> [WHAT IS NEEDED] Repeat each entry as written and leave the images out of the copy.
*** DATA PROVIDED ***
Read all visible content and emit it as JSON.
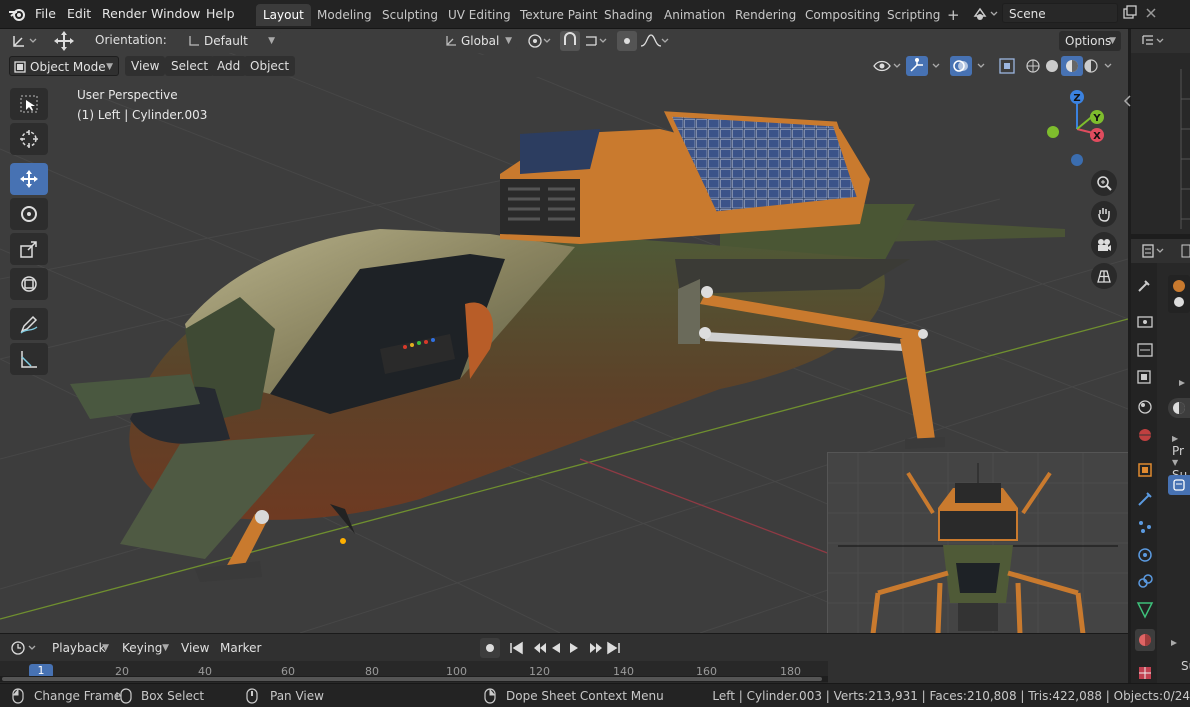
{
  "menubar": {
    "items": [
      "File",
      "Edit",
      "Render",
      "Window",
      "Help"
    ]
  },
  "workspaces": {
    "tabs": [
      "Layout",
      "Modeling",
      "Sculpting",
      "UV Editing",
      "Texture Paint",
      "Shading",
      "Animation",
      "Rendering",
      "Compositing",
      "Scripting"
    ],
    "active": "Layout",
    "add_label": "+"
  },
  "scene": {
    "name": "Scene"
  },
  "tool_header": {
    "orientation_label": "Orientation:",
    "orientation_value": "Default",
    "transform_orientation": "Global",
    "options_label": "Options"
  },
  "viewport_header": {
    "mode": "Object Mode",
    "menus": [
      "View",
      "Select",
      "Add",
      "Object"
    ]
  },
  "viewport": {
    "perspective_label": "User Perspective",
    "object_label": "(1) Left | Cylinder.003",
    "gizmo_axes": {
      "z": "Z",
      "y": "Y",
      "x": "X"
    }
  },
  "timeline": {
    "menus": [
      "Playback",
      "Keying",
      "View",
      "Marker"
    ],
    "current_frame": "1",
    "ticks": [
      "20",
      "40",
      "60",
      "80",
      "100",
      "120",
      "140",
      "160",
      "180"
    ]
  },
  "properties": {
    "row1": "Pr",
    "row2": "Su",
    "row3": "Su"
  },
  "statusbar": {
    "change_frame": "Change Frame",
    "box_select": "Box Select",
    "pan_view": "Pan View",
    "dope_sheet_menu": "Dope Sheet Context Menu",
    "stats": "Left | Cylinder.003 | Verts:213,931 | Faces:210,808 | Tris:422,088 | Objects:0/24"
  },
  "colors": {
    "accent": "#4772b3",
    "ship_orange": "#c97a2e",
    "ship_green": "#4a5634",
    "ship_rust": "#6e3a22",
    "axis_x": "#e04c5e",
    "axis_y": "#7ebd2d",
    "axis_z": "#3b82e0"
  }
}
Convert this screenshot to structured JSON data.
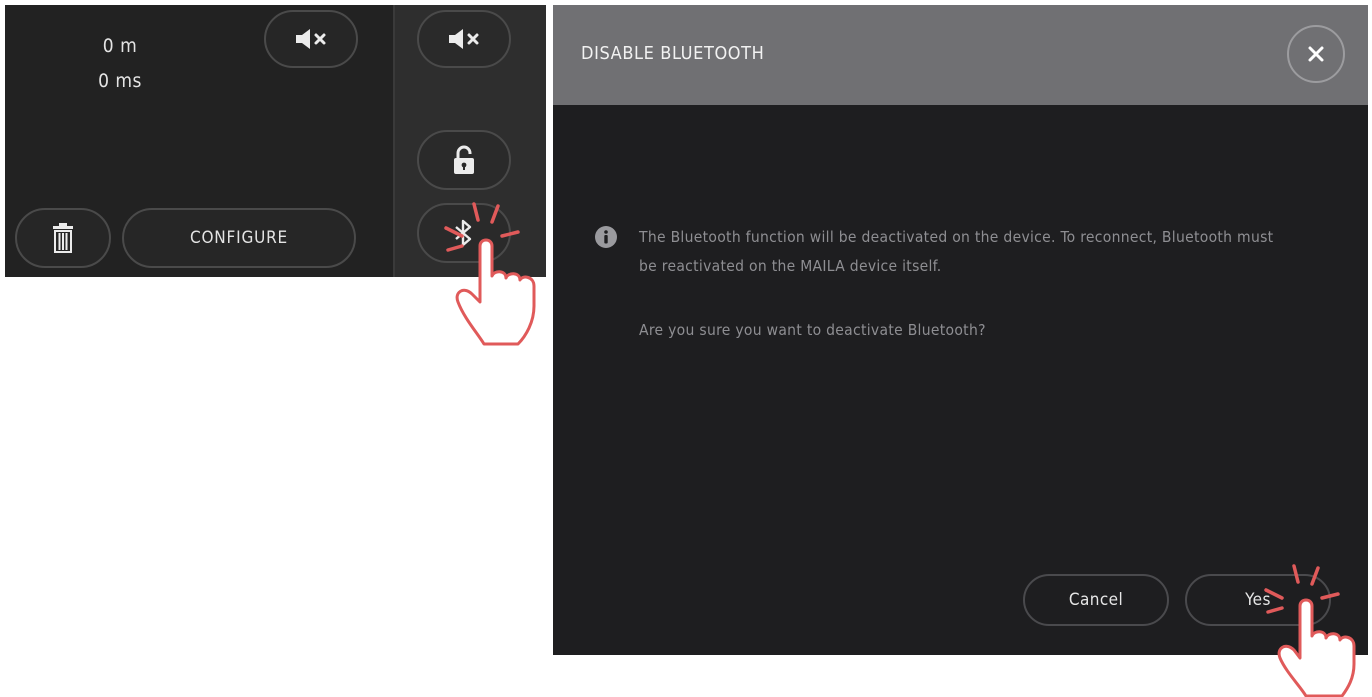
{
  "device": {
    "distance_value": "0 m",
    "delay_value": "0 ms",
    "configure_label": "CONFIGURE",
    "icons": {
      "mute_main": "speaker-muted-icon",
      "mute_sidebar": "speaker-muted-icon",
      "lock": "unlocked-padlock-icon",
      "bluetooth": "bluetooth-icon",
      "delete": "trash-icon"
    }
  },
  "dialog": {
    "title": "DISABLE BLUETOOTH",
    "message_line1": "The Bluetooth function will be deactivated on the device. To reconnect, Bluetooth must",
    "message_line2": "be reactivated on the MAILA device itself.",
    "question": "Are you sure you want to deactivate Bluetooth?",
    "cancel_label": "Cancel",
    "confirm_label": "Yes"
  },
  "colors": {
    "panel_bg": "#222222",
    "dialog_header": "#707073",
    "dialog_bg": "#1e1e20",
    "pointer_accent": "#e05a5a"
  }
}
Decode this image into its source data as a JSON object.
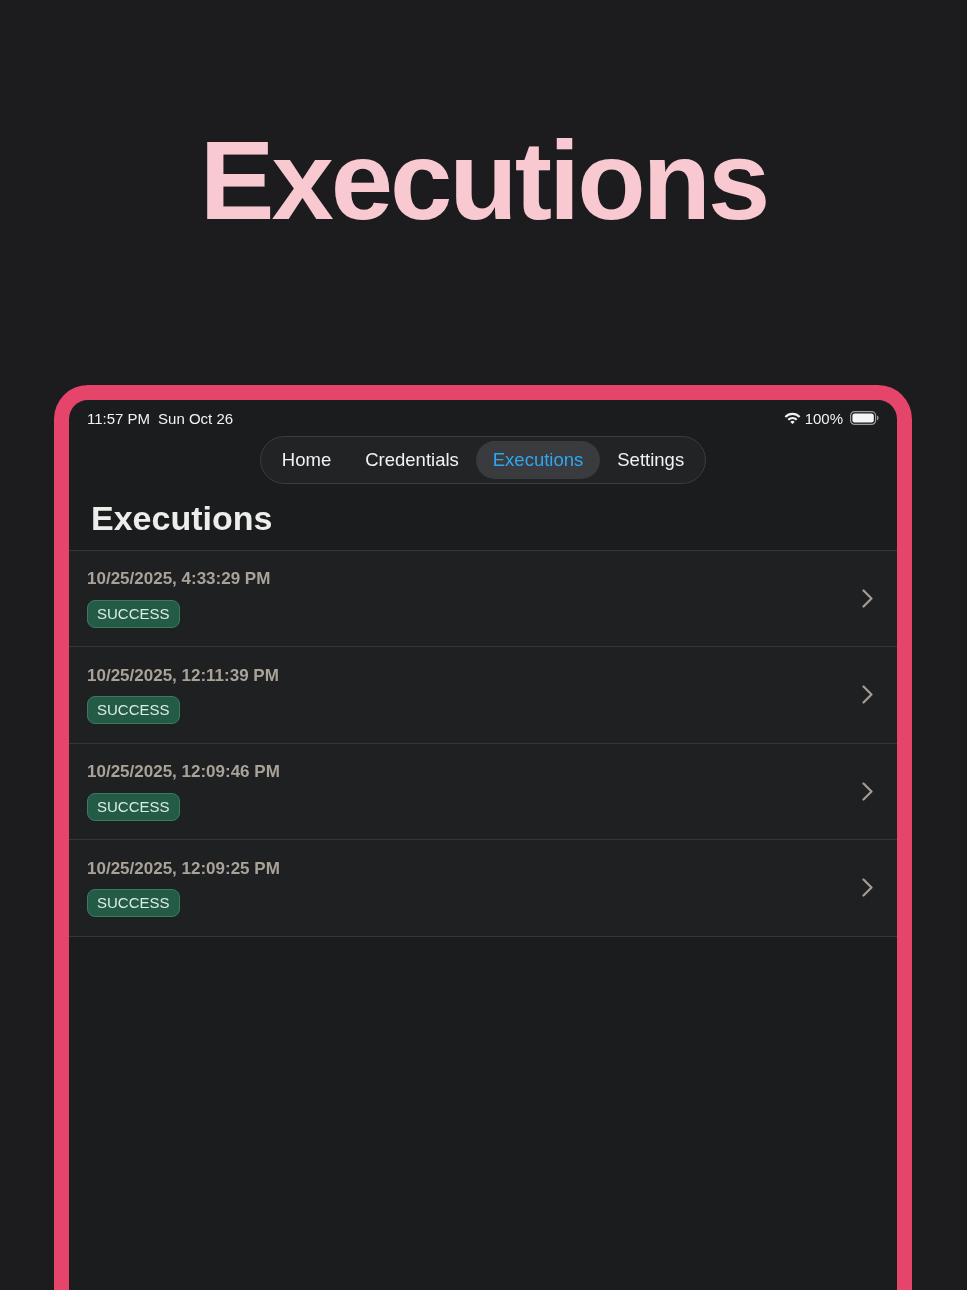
{
  "page_title": "Executions",
  "status_bar": {
    "time": "11:57 PM",
    "date": "Sun Oct 26",
    "battery": "100%"
  },
  "tabs": [
    {
      "label": "Home",
      "selected": false
    },
    {
      "label": "Credentials",
      "selected": false
    },
    {
      "label": "Executions",
      "selected": true
    },
    {
      "label": "Settings",
      "selected": false
    }
  ],
  "heading": "Executions",
  "executions": [
    {
      "timestamp": "10/25/2025, 4:33:29 PM",
      "status": "SUCCESS"
    },
    {
      "timestamp": "10/25/2025, 12:11:39 PM",
      "status": "SUCCESS"
    },
    {
      "timestamp": "10/25/2025, 12:09:46 PM",
      "status": "SUCCESS"
    },
    {
      "timestamp": "10/25/2025, 12:09:25 PM",
      "status": "SUCCESS"
    }
  ]
}
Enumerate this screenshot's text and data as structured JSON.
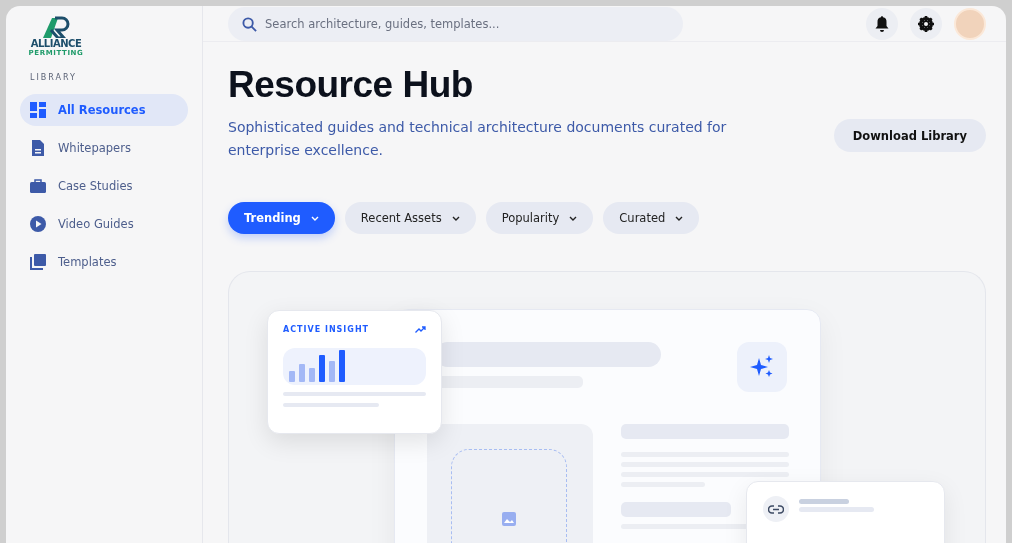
{
  "brand": {
    "name": "ALLIANCE",
    "tagline": "PERMITTING"
  },
  "sidebar": {
    "section": "LIBRARY",
    "items": [
      {
        "label": "All Resources",
        "selected": true
      },
      {
        "label": "Whitepapers",
        "selected": false
      },
      {
        "label": "Case Studies",
        "selected": false
      },
      {
        "label": "Video Guides",
        "selected": false
      },
      {
        "label": "Templates",
        "selected": false
      }
    ]
  },
  "search": {
    "placeholder": "Search architecture, guides, templates..."
  },
  "page": {
    "title": "Resource Hub",
    "subtitle": "Sophisticated guides and technical architecture documents curated for enterprise excellence.",
    "action": "Download Library"
  },
  "filters": [
    {
      "label": "Trending",
      "selected": true
    },
    {
      "label": "Recent Assets",
      "selected": false
    },
    {
      "label": "Popularity",
      "selected": false
    },
    {
      "label": "Curated",
      "selected": false
    }
  ],
  "insight_card": {
    "label": "ACTIVE INSIGHT"
  }
}
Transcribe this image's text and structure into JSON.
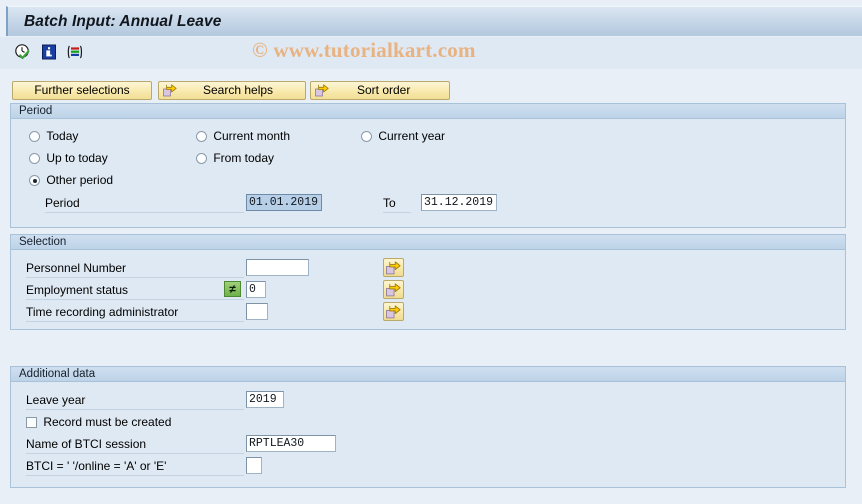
{
  "window": {
    "title": "Batch Input: Annual Leave"
  },
  "watermark": {
    "text": "© www.tutorialkart.com"
  },
  "toolbar": {
    "icons": [
      {
        "name": "execute-clock-check-icon"
      },
      {
        "name": "info-icon"
      },
      {
        "name": "variant-stripes-icon"
      }
    ]
  },
  "buttons": [
    {
      "label": "Further selections",
      "icon": null
    },
    {
      "label": "Search helps",
      "icon": "arrow-right-icon"
    },
    {
      "label": "Sort order",
      "icon": "arrow-right-icon"
    }
  ],
  "period": {
    "header": "Period",
    "options": [
      {
        "label": "Today",
        "selected": false
      },
      {
        "label": "Current month",
        "selected": false
      },
      {
        "label": "Current year",
        "selected": false
      },
      {
        "label": "Up to today",
        "selected": false
      },
      {
        "label": "From today",
        "selected": false
      },
      {
        "label": "Other period",
        "selected": true
      }
    ],
    "period_label": "Period",
    "period_from": "01.01.2019",
    "to_label": "To",
    "period_to": "31.12.2019"
  },
  "selection": {
    "header": "Selection",
    "rows": [
      {
        "label": "Personnel Number",
        "value": "",
        "operator": null
      },
      {
        "label": "Employment status",
        "value": "0",
        "operator": "≠"
      },
      {
        "label": "Time recording administrator",
        "value": "",
        "operator": null
      }
    ],
    "multi_button_icon": "arrow-right-icon"
  },
  "additional": {
    "header": "Additional data",
    "leave_year_label": "Leave year",
    "leave_year_value": "2019",
    "record_checkbox_label": "Record must be created",
    "record_checkbox_checked": false,
    "btci_session_label": "Name of BTCI session",
    "btci_session_value": "RPTLEA30",
    "btci_online_label": "BTCI = ' '/online = 'A' or 'E'",
    "btci_online_value": ""
  }
}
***
> [ANSWER BOX]
Read all visible content and emit it as JSON.
{
  "menubar": {
    "items": [
      "File",
      "Edit",
      "Render",
      "Window",
      "Help"
    ]
  },
  "workspaces": {
    "tabs": [
      "Layout",
      "Modeling",
      "Sculpting",
      "UV Editing",
      "Texture Paint",
      "Shading",
      "Animation",
      "Rendering",
      "Compositing",
      "Scripting"
    ],
    "active": "Layout",
    "add_label": "+"
  },
  "scene": {
    "name": "Scene"
  },
  "tool_header": {
    "orientation_label": "Orientation:",
    "orientation_value": "Default",
    "transform_orientation": "Global",
    "options_label": "Options"
  },
  "viewport_header": {
    "mode": "Object Mode",
    "menus": [
      "View",
      "Select",
      "Add",
      "Object"
    ]
  },
  "viewport": {
    "perspective_label": "User Perspective",
    "object_label": "(1) Left | Cylinder.003",
    "gizmo_axes": {
      "z": "Z",
      "y": "Y",
      "x": "X"
    }
  },
  "timeline": {
    "menus": [
      "Playback",
      "Keying",
      "View",
      "Marker"
    ],
    "current_frame": "1",
    "ticks": [
      "20",
      "40",
      "60",
      "80",
      "100",
      "120",
      "140",
      "160",
      "180"
    ]
  },
  "properties": {
    "row1": "Pr",
    "row2": "Su",
    "row3": "Su"
  },
  "statusbar": {
    "change_frame": "Change Frame",
    "box_select": "Box Select",
    "pan_view": "Pan View",
    "dope_sheet_menu": "Dope Sheet Context Menu",
    "stats": "Left | Cylinder.003 | Verts:213,931 | Faces:210,808 | Tris:422,088 | Objects:0/24"
  },
  "colors": {
    "accent": "#4772b3",
    "ship_orange": "#c97a2e",
    "ship_green": "#4a5634",
    "ship_rust": "#6e3a22",
    "axis_x": "#e04c5e",
    "axis_y": "#7ebd2d",
    "axis_z": "#3b82e0"
  }
}
Convert this screenshot to structured JSON data.
{
  "device": {
    "distance_value": "0 m",
    "delay_value": "0 ms",
    "configure_label": "CONFIGURE",
    "icons": {
      "mute_main": "speaker-muted-icon",
      "mute_sidebar": "speaker-muted-icon",
      "lock": "unlocked-padlock-icon",
      "bluetooth": "bluetooth-icon",
      "delete": "trash-icon"
    }
  },
  "dialog": {
    "title": "DISABLE BLUETOOTH",
    "message_line1": "The Bluetooth function will be deactivated on the device. To reconnect, Bluetooth must",
    "message_line2": "be reactivated on the MAILA device itself.",
    "question": "Are you sure you want to deactivate Bluetooth?",
    "cancel_label": "Cancel",
    "confirm_label": "Yes"
  },
  "colors": {
    "panel_bg": "#222222",
    "dialog_header": "#707073",
    "dialog_bg": "#1e1e20",
    "pointer_accent": "#e05a5a"
  }
}
Decode this image into its source data as a JSON object.
{
  "page_title": "Executions",
  "status_bar": {
    "time": "11:57 PM",
    "date": "Sun Oct 26",
    "battery": "100%"
  },
  "tabs": [
    {
      "label": "Home",
      "selected": false
    },
    {
      "label": "Credentials",
      "selected": false
    },
    {
      "label": "Executions",
      "selected": true
    },
    {
      "label": "Settings",
      "selected": false
    }
  ],
  "heading": "Executions",
  "executions": [
    {
      "timestamp": "10/25/2025, 4:33:29 PM",
      "status": "SUCCESS"
    },
    {
      "timestamp": "10/25/2025, 12:11:39 PM",
      "status": "SUCCESS"
    },
    {
      "timestamp": "10/25/2025, 12:09:46 PM",
      "status": "SUCCESS"
    },
    {
      "timestamp": "10/25/2025, 12:09:25 PM",
      "status": "SUCCESS"
    }
  ]
}
Enumerate this screenshot's text and data as structured JSON.
{
  "brand": {
    "name": "ALLIANCE",
    "tagline": "PERMITTING"
  },
  "sidebar": {
    "section": "LIBRARY",
    "items": [
      {
        "label": "All Resources",
        "selected": true
      },
      {
        "label": "Whitepapers",
        "selected": false
      },
      {
        "label": "Case Studies",
        "selected": false
      },
      {
        "label": "Video Guides",
        "selected": false
      },
      {
        "label": "Templates",
        "selected": false
      }
    ]
  },
  "search": {
    "placeholder": "Search architecture, guides, templates..."
  },
  "page": {
    "title": "Resource Hub",
    "subtitle": "Sophisticated guides and technical architecture documents curated for enterprise excellence.",
    "action": "Download Library"
  },
  "filters": [
    {
      "label": "Trending",
      "selected": true
    },
    {
      "label": "Recent Assets",
      "selected": false
    },
    {
      "label": "Popularity",
      "selected": false
    },
    {
      "label": "Curated",
      "selected": false
    }
  ],
  "insight_card": {
    "label": "ACTIVE INSIGHT"
  }
}
Transcribe this image's text and structure into JSON.
{
  "window": {
    "title": "Batch Input: Annual Leave"
  },
  "watermark": {
    "text": "© www.tutorialkart.com"
  },
  "toolbar": {
    "icons": [
      {
        "name": "execute-clock-check-icon"
      },
      {
        "name": "info-icon"
      },
      {
        "name": "variant-stripes-icon"
      }
    ]
  },
  "buttons": [
    {
      "label": "Further selections",
      "icon": null
    },
    {
      "label": "Search helps",
      "icon": "arrow-right-icon"
    },
    {
      "label": "Sort order",
      "icon": "arrow-right-icon"
    }
  ],
  "period": {
    "header": "Period",
    "options": [
      {
        "label": "Today",
        "selected": false
      },
      {
        "label": "Current month",
        "selected": false
      },
      {
        "label": "Current year",
        "selected": false
      },
      {
        "label": "Up to today",
        "selected": false
      },
      {
        "label": "From today",
        "selected": false
      },
      {
        "label": "Other period",
        "selected": true
      }
    ],
    "period_label": "Period",
    "period_from": "01.01.2019",
    "to_label": "To",
    "period_to": "31.12.2019"
  },
  "selection": {
    "header": "Selection",
    "rows": [
      {
        "label": "Personnel Number",
        "value": "",
        "operator": null
      },
      {
        "label": "Employment status",
        "value": "0",
        "operator": "≠"
      },
      {
        "label": "Time recording administrator",
        "value": "",
        "operator": null
      }
    ],
    "multi_button_icon": "arrow-right-icon"
  },
  "additional": {
    "header": "Additional data",
    "leave_year_label": "Leave year",
    "leave_year_value": "2019",
    "record_checkbox_label": "Record must be created",
    "record_checkbox_checked": false,
    "btci_session_label": "Name of BTCI session",
    "btci_session_value": "RPTLEA30",
    "btci_online_label": "BTCI = ' '/online = 'A' or 'E'",
    "btci_online_value": ""
  }
}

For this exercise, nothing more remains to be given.